Exercise data:
"""

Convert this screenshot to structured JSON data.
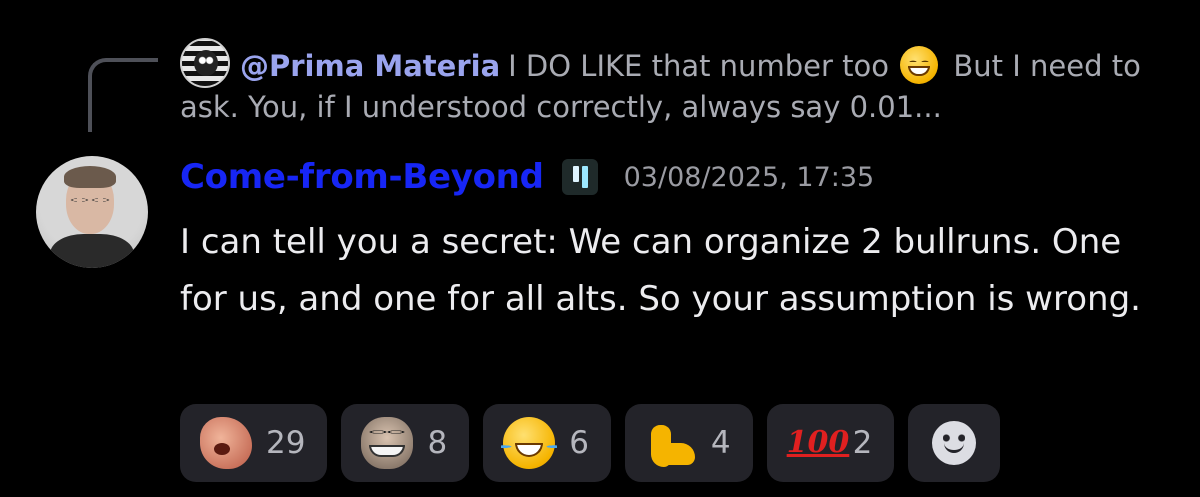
{
  "reply": {
    "mention": "@Prima Materia",
    "text_before_emoji": "I DO LIKE that number too",
    "emoji": "grinning-face-emoji",
    "text_after_emoji": "But I need to ask. You, if I understood correctly, always say 0.01..."
  },
  "message": {
    "author": "Come-from-Beyond",
    "author_color": "#1726f5",
    "badge": "server-tag-icon",
    "timestamp": "03/08/2025, 17:35",
    "body": "I can tell you a secret: We can organize 2 bullruns. One for us, and one for all alts. So your assumption is wrong."
  },
  "reactions": [
    {
      "emoji": "custom-face-emoji",
      "count": "29"
    },
    {
      "emoji": "troll-face-emoji",
      "count": "8"
    },
    {
      "emoji": "face-with-tears-of-joy-emoji",
      "count": "6"
    },
    {
      "emoji": "flexed-biceps-emoji",
      "count": "4"
    },
    {
      "emoji": "hundred-points-emoji",
      "glyph": "100",
      "count": "2"
    }
  ],
  "add_reaction": {
    "icon": "add-reaction-smiley-icon"
  }
}
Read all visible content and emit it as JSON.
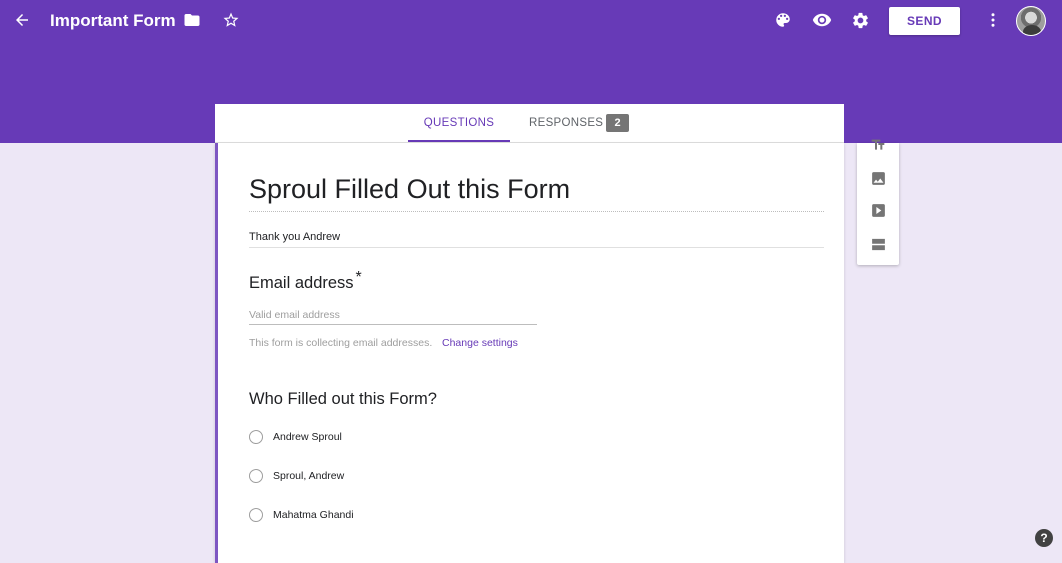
{
  "app": {
    "title": "Important Form",
    "send_label": "SEND"
  },
  "icons": {
    "back": "arrow-left",
    "folder": "folder",
    "star": "star-outline",
    "palette": "palette",
    "preview": "eye",
    "settings": "gear",
    "more": "vertical-dots",
    "help": "question-circle"
  },
  "tabs": [
    {
      "label": "QUESTIONS",
      "active": true
    },
    {
      "label": "RESPONSES",
      "active": false,
      "badge": "2"
    }
  ],
  "form": {
    "title": "Sproul Filled Out this Form",
    "description": "Thank you Andrew",
    "email_question": {
      "label": "Email address",
      "required_mark": "*",
      "placeholder": "Valid email address",
      "note": "This form is collecting email addresses.",
      "link": "Change settings"
    },
    "question2": {
      "label": "Who Filled out this Form?",
      "options": [
        "Andrew Sproul",
        "Sproul, Andrew",
        "Mahatma Ghandi"
      ]
    }
  },
  "toolbar": {
    "items": [
      "add-title-icon",
      "add-image-icon",
      "add-video-icon",
      "add-section-icon"
    ]
  },
  "help": {
    "glyph": "?"
  },
  "colors": {
    "theme": "#673ab7",
    "background": "#ede7f6",
    "accent_border": "#7e57c2"
  }
}
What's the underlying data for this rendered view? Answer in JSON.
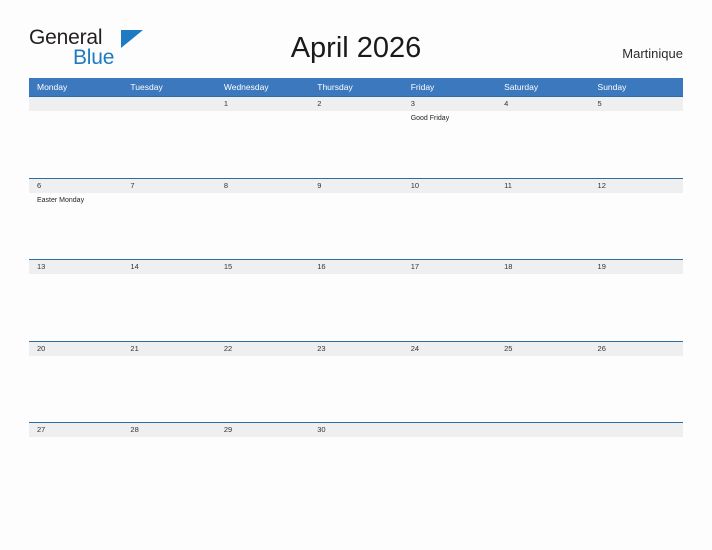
{
  "brand": {
    "name_part1": "General",
    "name_part2": "Blue",
    "flag_icon": "blue-triangle-flag",
    "color_dark": "#231f20",
    "color_blue": "#1f7bc1"
  },
  "header": {
    "title": "April 2026",
    "region": "Martinique"
  },
  "calendar": {
    "accent_color": "#3b78bd",
    "date_band_color": "#efefef",
    "weekdays": [
      "Monday",
      "Tuesday",
      "Wednesday",
      "Thursday",
      "Friday",
      "Saturday",
      "Sunday"
    ],
    "weeks": [
      {
        "days": [
          {
            "num": "",
            "events": []
          },
          {
            "num": "",
            "events": []
          },
          {
            "num": "1",
            "events": []
          },
          {
            "num": "2",
            "events": []
          },
          {
            "num": "3",
            "events": [
              "Good Friday"
            ]
          },
          {
            "num": "4",
            "events": []
          },
          {
            "num": "5",
            "events": []
          }
        ]
      },
      {
        "days": [
          {
            "num": "6",
            "events": [
              "Easter Monday"
            ]
          },
          {
            "num": "7",
            "events": []
          },
          {
            "num": "8",
            "events": []
          },
          {
            "num": "9",
            "events": []
          },
          {
            "num": "10",
            "events": []
          },
          {
            "num": "11",
            "events": []
          },
          {
            "num": "12",
            "events": []
          }
        ]
      },
      {
        "days": [
          {
            "num": "13",
            "events": []
          },
          {
            "num": "14",
            "events": []
          },
          {
            "num": "15",
            "events": []
          },
          {
            "num": "16",
            "events": []
          },
          {
            "num": "17",
            "events": []
          },
          {
            "num": "18",
            "events": []
          },
          {
            "num": "19",
            "events": []
          }
        ]
      },
      {
        "days": [
          {
            "num": "20",
            "events": []
          },
          {
            "num": "21",
            "events": []
          },
          {
            "num": "22",
            "events": []
          },
          {
            "num": "23",
            "events": []
          },
          {
            "num": "24",
            "events": []
          },
          {
            "num": "25",
            "events": []
          },
          {
            "num": "26",
            "events": []
          }
        ]
      },
      {
        "days": [
          {
            "num": "27",
            "events": []
          },
          {
            "num": "28",
            "events": []
          },
          {
            "num": "29",
            "events": []
          },
          {
            "num": "30",
            "events": []
          },
          {
            "num": "",
            "events": []
          },
          {
            "num": "",
            "events": []
          },
          {
            "num": "",
            "events": []
          }
        ]
      }
    ]
  }
}
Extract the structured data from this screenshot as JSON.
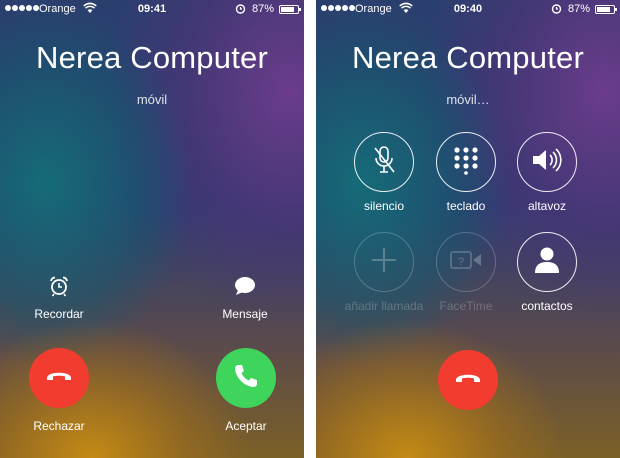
{
  "incoming": {
    "status": {
      "carrier": "Orange",
      "time": "09:41",
      "battery": "87%"
    },
    "caller": "Nerea Computer",
    "subtitle": "móvil",
    "remind_label": "Recordar",
    "message_label": "Mensaje",
    "decline_label": "Rechazar",
    "accept_label": "Aceptar"
  },
  "outgoing": {
    "status": {
      "carrier": "Orange",
      "time": "09:40",
      "battery": "87%"
    },
    "caller": "Nerea Computer",
    "subtitle": "móvil…",
    "buttons": {
      "mute": "silencio",
      "keypad": "teclado",
      "speaker": "altavoz",
      "add_call": "añadir llamada",
      "facetime": "FaceTime",
      "contacts": "contactos"
    }
  },
  "colors": {
    "decline": "#f23c30",
    "accept": "#3fd45c"
  },
  "icons": [
    "alarm-clock-icon",
    "message-bubble-icon",
    "phone-hangup-icon",
    "phone-icon",
    "microphone-off-icon",
    "keypad-icon",
    "speaker-icon",
    "plus-icon",
    "facetime-icon",
    "contact-icon",
    "wifi-icon",
    "battery-icon"
  ]
}
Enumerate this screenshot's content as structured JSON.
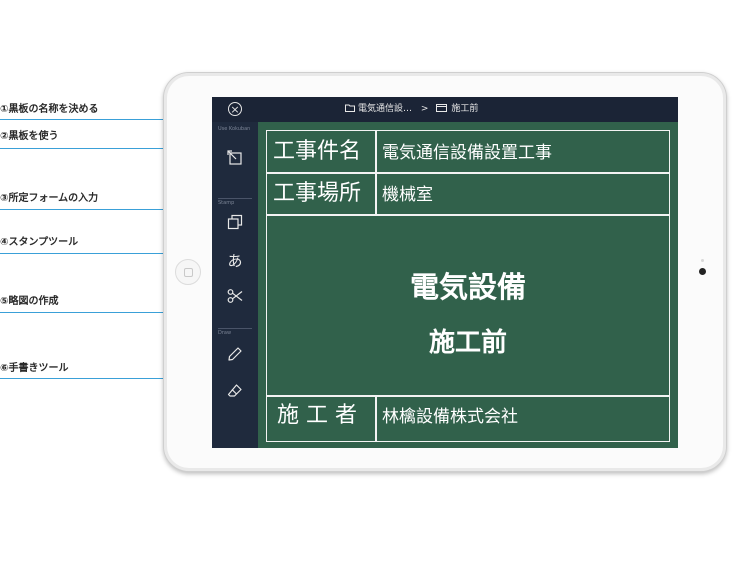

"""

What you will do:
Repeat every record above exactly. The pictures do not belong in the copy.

Output for this task:
Convert this screenshot to structured JSON data.
{
  "reply": {
    "mention": "@Prima Materia",
    "text_before_emoji": "I DO LIKE that number too",
    "emoji": "grinning-face-emoji",
    "text_after_emoji": "But I need to ask. You, if I understood correctly, always say 0.01..."
  },
  "message": {
    "author": "Come-from-Beyond",
    "author_color": "#1726f5",
    "badge": "server-tag-icon",
    "timestamp": "03/08/2025, 17:35",
    "body": "I can tell you a secret: We can organize 2 bullruns. One for us, and one for all alts. So your assumption is wrong."
  },
  "reactions": [
    {
      "emoji": "custom-face-emoji",
      "count": "29"
    },
    {
      "emoji": "troll-face-emoji",
      "count": "8"
    },
    {
      "emoji": "face-with-tears-of-joy-emoji",
      "count": "6"
    },
    {
      "emoji": "flexed-biceps-emoji",
      "count": "4"
    },
    {
      "emoji": "hundred-points-emoji",
      "glyph": "100",
      "count": "2"
    }
  ],
  "add_reaction": {
    "icon": "add-reaction-smiley-icon"
  }
}
Read all visible content and emit it as JSON.
{
  "app": {
    "title": "Important Form",
    "send_label": "SEND"
  },
  "icons": {
    "back": "arrow-left",
    "folder": "folder",
    "star": "star-outline",
    "palette": "palette",
    "preview": "eye",
    "settings": "gear",
    "more": "vertical-dots",
    "help": "question-circle"
  },
  "tabs": [
    {
      "label": "QUESTIONS",
      "active": true
    },
    {
      "label": "RESPONSES",
      "active": false,
      "badge": "2"
    }
  ],
  "form": {
    "title": "Sproul Filled Out this Form",
    "description": "Thank you Andrew",
    "email_question": {
      "label": "Email address",
      "required_mark": "*",
      "placeholder": "Valid email address",
      "note": "This form is collecting email addresses.",
      "link": "Change settings"
    },
    "question2": {
      "label": "Who Filled out this Form?",
      "options": [
        "Andrew Sproul",
        "Sproul, Andrew",
        "Mahatma Ghandi"
      ]
    }
  },
  "toolbar": {
    "items": [
      "add-title-icon",
      "add-image-icon",
      "add-video-icon",
      "add-section-icon"
    ]
  },
  "help": {
    "glyph": "?"
  },
  "colors": {
    "theme": "#673ab7",
    "background": "#ede7f6",
    "accent_border": "#7e57c2"
  }
}
What's the underlying data for this rendered view? Answer in JSON.
{
  "brand": {
    "name_part1": "General",
    "name_part2": "Blue",
    "flag_icon": "blue-triangle-flag",
    "color_dark": "#231f20",
    "color_blue": "#1f7bc1"
  },
  "header": {
    "title": "April 2026",
    "region": "Martinique"
  },
  "calendar": {
    "accent_color": "#3b78bd",
    "date_band_color": "#efefef",
    "weekdays": [
      "Monday",
      "Tuesday",
      "Wednesday",
      "Thursday",
      "Friday",
      "Saturday",
      "Sunday"
    ],
    "weeks": [
      {
        "days": [
          {
            "num": "",
            "events": []
          },
          {
            "num": "",
            "events": []
          },
          {
            "num": "1",
            "events": []
          },
          {
            "num": "2",
            "events": []
          },
          {
            "num": "3",
            "events": [
              "Good Friday"
            ]
          },
          {
            "num": "4",
            "events": []
          },
          {
            "num": "5",
            "events": []
          }
        ]
      },
      {
        "days": [
          {
            "num": "6",
            "events": [
              "Easter Monday"
            ]
          },
          {
            "num": "7",
            "events": []
          },
          {
            "num": "8",
            "events": []
          },
          {
            "num": "9",
            "events": []
          },
          {
            "num": "10",
            "events": []
          },
          {
            "num": "11",
            "events": []
          },
          {
            "num": "12",
            "events": []
          }
        ]
      },
      {
        "days": [
          {
            "num": "13",
            "events": []
          },
          {
            "num": "14",
            "events": []
          },
          {
            "num": "15",
            "events": []
          },
          {
            "num": "16",
            "events": []
          },
          {
            "num": "17",
            "events": []
          },
          {
            "num": "18",
            "events": []
          },
          {
            "num": "19",
            "events": []
          }
        ]
      },
      {
        "days": [
          {
            "num": "20",
            "events": []
          },
          {
            "num": "21",
            "events": []
          },
          {
            "num": "22",
            "events": []
          },
          {
            "num": "23",
            "events": []
          },
          {
            "num": "24",
            "events": []
          },
          {
            "num": "25",
            "events": []
          },
          {
            "num": "26",
            "events": []
          }
        ]
      },
      {
        "days": [
          {
            "num": "27",
            "events": []
          },
          {
            "num": "28",
            "events": []
          },
          {
            "num": "29",
            "events": []
          },
          {
            "num": "30",
            "events": []
          },
          {
            "num": "",
            "events": []
          },
          {
            "num": "",
            "events": []
          },
          {
            "num": "",
            "events": []
          }
        ]
      }
    ]
  }
}
Extract the structured data from this screenshot as JSON.
{
  "incoming": {
    "status": {
      "carrier": "Orange",
      "time": "09:41",
      "battery": "87%"
    },
    "caller": "Nerea Computer",
    "subtitle": "móvil",
    "remind_label": "Recordar",
    "message_label": "Mensaje",
    "decline_label": "Rechazar",
    "accept_label": "Aceptar"
  },
  "outgoing": {
    "status": {
      "carrier": "Orange",
      "time": "09:40",
      "battery": "87%"
    },
    "caller": "Nerea Computer",
    "subtitle": "móvil…",
    "buttons": {
      "mute": "silencio",
      "keypad": "teclado",
      "speaker": "altavoz",
      "add_call": "añadir llamada",
      "facetime": "FaceTime",
      "contacts": "contactos"
    }
  },
  "colors": {
    "decline": "#f23c30",
    "accept": "#3fd45c"
  },
  "icons": [
    "alarm-clock-icon",
    "message-bubble-icon",
    "phone-hangup-icon",
    "phone-icon",
    "microphone-off-icon",
    "keypad-icon",
    "speaker-icon",
    "plus-icon",
    "facetime-icon",
    "contact-icon",
    "wifi-icon",
    "battery-icon"
  ]
}
Enumerate this screenshot's content as structured JSON.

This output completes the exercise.